She told me she was looking for a gift for a friend, and wanted something so unique that only she could give it. Her friend was a knitter. She thought the skein was beautiful and so very soft. I explained to her that it was yak down..her smile got bigger..my anxiety got bigger. She held it away from her and flipped the price tag over (sweat sweat sweat). I see her pause in hesitation. Do I lower my price a little? Do I tell her it took me at least 8 hours to create? She expressed her hesitation (I’m worthless as a spinner, my stuff is over priced. I remember when that skein was causing me grief while plying it…). I kept my mouth shut. I reminded myself that to her, I am an artist. Her hesitation was over the color. Her friend LOVED green. The yarn was 10 different shades of green. She wasn’t sure what shades of green her friend loved. (Oh happy artisan, my yarn is awesome, your friend will be getting the most unique quality present in the world!).
I assumed price was an issue, which made me question my validity as an artisan. I was wise to zip it, smile, and let her sort out her thoughts…they had nothing to do with my insecurities. She bought the yarn after I told her with that many shades of green, one of them had to be a favorite, and she could compliment it well by adding other skeins in different shades. Phew. You can always spazz out after the customer walks away.
Selling is a skill, and you develop it just like you developed your artists skills..practice, and more practice.

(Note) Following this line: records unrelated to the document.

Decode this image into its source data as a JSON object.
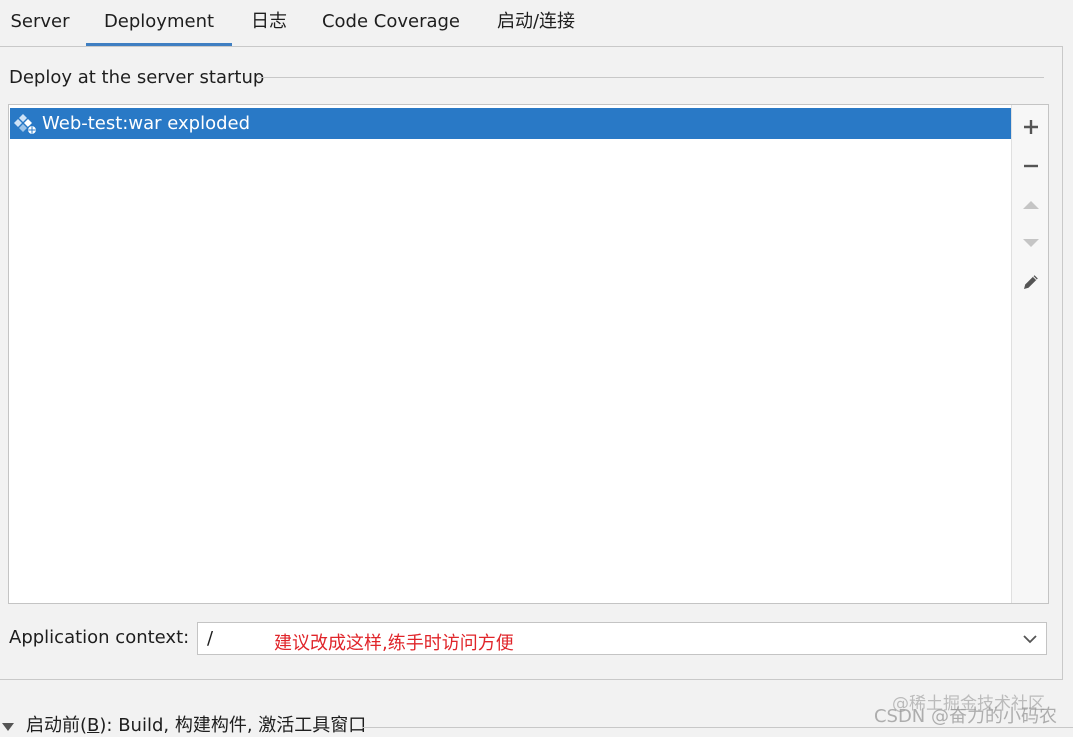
{
  "tabs": [
    {
      "label": "Server",
      "active": false
    },
    {
      "label": "Deployment",
      "active": true
    },
    {
      "label": "日志",
      "active": false
    },
    {
      "label": "Code Coverage",
      "active": false
    },
    {
      "label": "启动/连接",
      "active": false
    }
  ],
  "deploy": {
    "section_title": "Deploy at the server startup",
    "items": [
      {
        "label": "Web-test:war exploded",
        "icon": "artifact-icon",
        "selected": true
      }
    ],
    "toolbar": [
      {
        "name": "add-icon",
        "symbol": "+",
        "enabled": true
      },
      {
        "name": "remove-icon",
        "symbol": "−",
        "enabled": true
      },
      {
        "name": "move-up-icon",
        "symbol": "▲",
        "enabled": false
      },
      {
        "name": "move-down-icon",
        "symbol": "▼",
        "enabled": false
      },
      {
        "name": "edit-icon",
        "symbol": "✎",
        "enabled": true
      }
    ]
  },
  "app_context": {
    "label": "Application context:",
    "value": "/",
    "annotation": "建议改成这样,练手时访问方便"
  },
  "before_launch": {
    "prefix": "启动前(",
    "mnemonic": "B",
    "suffix": "): Build, 构建构件, 激活工具窗口"
  },
  "watermark": {
    "line1": "@稀土掘金技术社区",
    "line2": "CSDN @奋力的小码农"
  },
  "colors": {
    "selection": "#2979c6",
    "tab_underline": "#3f7fc2",
    "annotation": "#e0252a"
  }
}
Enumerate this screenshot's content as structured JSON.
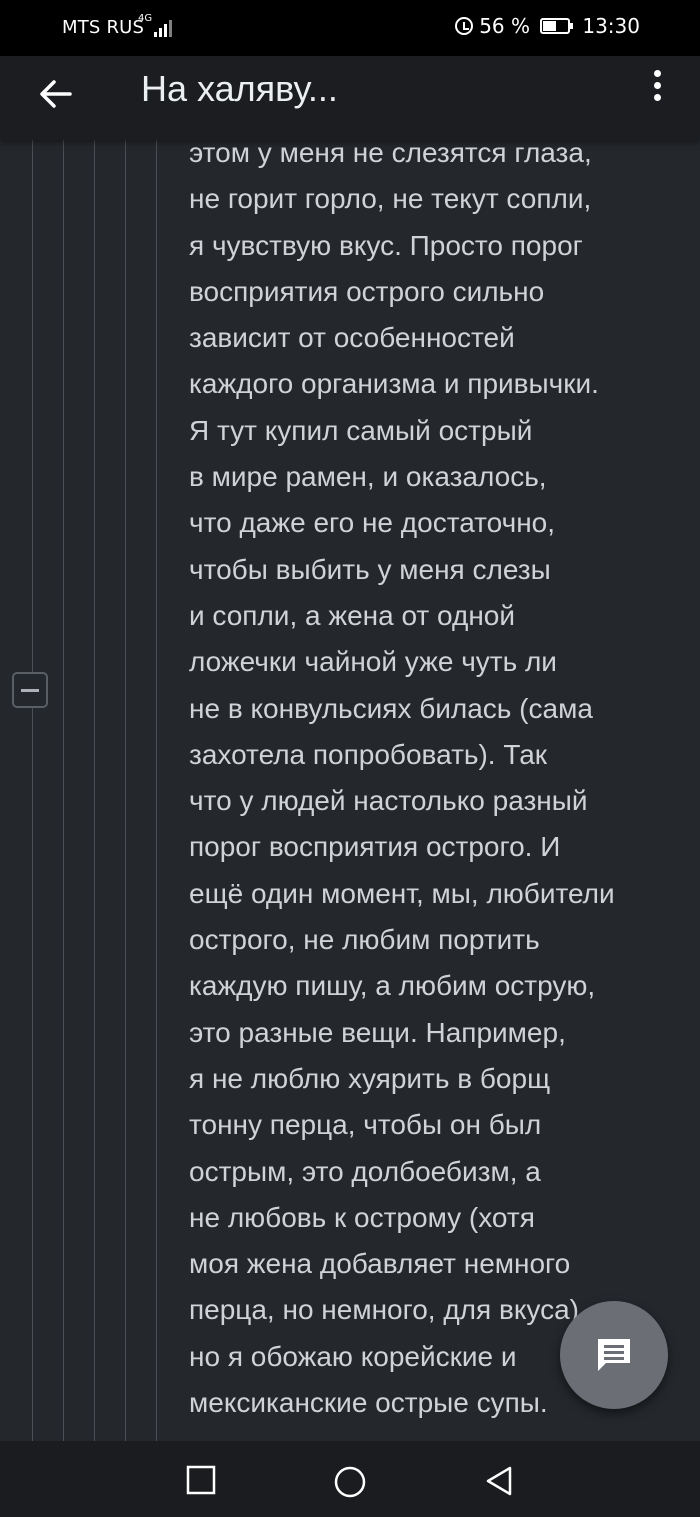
{
  "status_bar": {
    "carrier": "MTS RUS",
    "network": "4G",
    "battery_percent": "56 %",
    "time": "13:30"
  },
  "app_bar": {
    "title": "На халяву..."
  },
  "comment": {
    "text": "этом у меня не слезятся глаза,\nне горит горло, не текут сопли,\nя чувствую вкус. Просто порог\nвосприятия острого сильно\nзависит от особенностей\nкаждого организма и привычки.\nЯ тут купил самый острый\nв мире рамен, и оказалось,\nчто даже его не достаточно,\nчтобы выбить у меня слезы\nи сопли, а жена от одной\nложечки чайной уже чуть ли\nне в конвульсиях билась (сама\nзахотела попробовать). Так\nчто у людей настолько разный\nпорог восприятия острого. И\nещё один момент, мы, любители\nострого, не любим портить\nкаждую пишу, а любим острую,\nэто разные вещи. Например,\nя не люблю хуярить в борщ\nтонну перца, чтобы он был\nострым, это долбоебизм, а\nне любовь к острому (хотя\nмоя жена добавляет немного\nперца, но немного, для вкуса),\nно я обожаю корейские и\nмексиканские острые супы."
  },
  "colors": {
    "background": "#24272c",
    "app_bar": "#1b1d21",
    "text": "#d0d2d6",
    "fab": "#6b6f75"
  },
  "icons": {
    "back": "arrow-left-icon",
    "more": "more-vertical-icon",
    "collapse": "minus-icon",
    "fab": "comment-icon",
    "nav": [
      "square-icon",
      "circle-icon",
      "triangle-back-icon"
    ]
  }
}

7.I f you know another artist, swap selling each other’s work. I have made MORE sales when I have walked away from my table and had someone watch it. My husband sold my PERSONAL hand spun husky fur hat that I left at my booth..while I went to the bathroom…for more than I ever would have priced it for. And it had my hair cooties on it and the woman was aware of that. This was (un)scientifically confirmed by my mother. When she would ask my aunt to watch her booth, she sold more bags. At a local small fair, my friend and I swapped booths. She made amazing earrings, I had my yarn. She could be excited about my work for me, without anxiety, I could do the same. Customers caught the vibe. Excitement is contagious. So is your anxiety.

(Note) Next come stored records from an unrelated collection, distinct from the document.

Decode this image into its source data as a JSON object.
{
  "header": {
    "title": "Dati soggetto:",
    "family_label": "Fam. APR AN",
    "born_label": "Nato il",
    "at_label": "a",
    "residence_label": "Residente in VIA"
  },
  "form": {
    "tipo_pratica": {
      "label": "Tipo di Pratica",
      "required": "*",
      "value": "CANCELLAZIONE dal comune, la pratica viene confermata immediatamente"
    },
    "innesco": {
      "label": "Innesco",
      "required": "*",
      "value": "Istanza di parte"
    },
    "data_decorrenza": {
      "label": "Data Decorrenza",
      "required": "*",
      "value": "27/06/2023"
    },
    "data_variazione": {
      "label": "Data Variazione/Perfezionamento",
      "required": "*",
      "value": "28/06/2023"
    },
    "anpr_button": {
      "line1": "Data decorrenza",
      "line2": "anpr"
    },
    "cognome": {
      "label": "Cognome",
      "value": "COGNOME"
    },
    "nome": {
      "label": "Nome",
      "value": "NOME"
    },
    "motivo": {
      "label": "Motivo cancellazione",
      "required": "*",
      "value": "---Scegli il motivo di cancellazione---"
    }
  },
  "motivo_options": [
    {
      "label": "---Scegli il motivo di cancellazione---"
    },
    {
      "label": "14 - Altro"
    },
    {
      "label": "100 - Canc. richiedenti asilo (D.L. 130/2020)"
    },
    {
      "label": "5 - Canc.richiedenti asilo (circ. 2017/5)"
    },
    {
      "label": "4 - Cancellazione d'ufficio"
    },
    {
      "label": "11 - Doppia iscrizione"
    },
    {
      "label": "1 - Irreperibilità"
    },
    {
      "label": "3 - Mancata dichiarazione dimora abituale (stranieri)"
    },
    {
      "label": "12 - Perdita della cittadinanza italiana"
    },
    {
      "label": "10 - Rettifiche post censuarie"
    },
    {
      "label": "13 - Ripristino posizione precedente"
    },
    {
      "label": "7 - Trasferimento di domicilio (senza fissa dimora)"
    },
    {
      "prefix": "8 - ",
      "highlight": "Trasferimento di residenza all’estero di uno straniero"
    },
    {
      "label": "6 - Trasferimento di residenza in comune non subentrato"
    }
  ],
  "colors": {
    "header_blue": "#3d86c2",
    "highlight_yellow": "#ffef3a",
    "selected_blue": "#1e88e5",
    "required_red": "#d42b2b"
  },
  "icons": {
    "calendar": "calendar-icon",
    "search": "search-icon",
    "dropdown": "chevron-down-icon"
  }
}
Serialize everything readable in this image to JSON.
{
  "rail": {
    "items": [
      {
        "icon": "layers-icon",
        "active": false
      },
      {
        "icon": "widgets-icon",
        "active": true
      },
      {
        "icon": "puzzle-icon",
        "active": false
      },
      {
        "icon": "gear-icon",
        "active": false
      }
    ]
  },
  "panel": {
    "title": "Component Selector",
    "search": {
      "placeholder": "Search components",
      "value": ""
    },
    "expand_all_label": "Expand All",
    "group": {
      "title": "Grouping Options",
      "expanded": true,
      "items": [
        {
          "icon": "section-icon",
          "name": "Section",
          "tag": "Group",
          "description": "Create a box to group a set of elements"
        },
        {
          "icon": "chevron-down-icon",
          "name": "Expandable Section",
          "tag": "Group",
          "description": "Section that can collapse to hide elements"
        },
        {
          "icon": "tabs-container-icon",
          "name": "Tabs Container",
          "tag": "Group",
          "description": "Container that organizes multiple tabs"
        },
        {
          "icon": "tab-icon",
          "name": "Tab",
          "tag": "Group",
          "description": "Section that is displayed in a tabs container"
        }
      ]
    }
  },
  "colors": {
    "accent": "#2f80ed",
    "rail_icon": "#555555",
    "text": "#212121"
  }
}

8.And finally….criticism is your friend. Most of us ask for opinions on our work from family an friends. We want to hear that it is amazing and beautiful and worth every penny we charge for it. And family an friends will happily oblige and tell us this while our inventory sits there full and our pockets sit there empty. Talk to people about your work and practice keeping your defensive line backer in check..people in general are polite and don’t want to be insulting..if they are worried you will knock them over with contradictions and defensive answers, they will give you the smile and polite answer they sense you want to hear.
I made some beautiful skeins of yarn..people complimented them, squished them, oohed and ahhhed over the colors…and then walked away. I finally got the courage to ask people about my work..politely, treating it as they would be giving me a gift that cost them nothing to give. One woman finally told me that she loved the yarn, it was beautiful, but she couldn’t picture anything to make out of just one skein. Lo and behold, I now make my yarn and many other items in lots. Single skeins are not the fore front of my display, but off to the side. Listen to what your customer wants, and ask for honest feed back. Allow it to help shape your process. Family and friends may be a good ego boost, but they also don’t want to hurt your feelings.
So..let’s hear it..what tricks and tips do you have in your artisan bag? What makes you get up every morning and continue to pursue the things you love?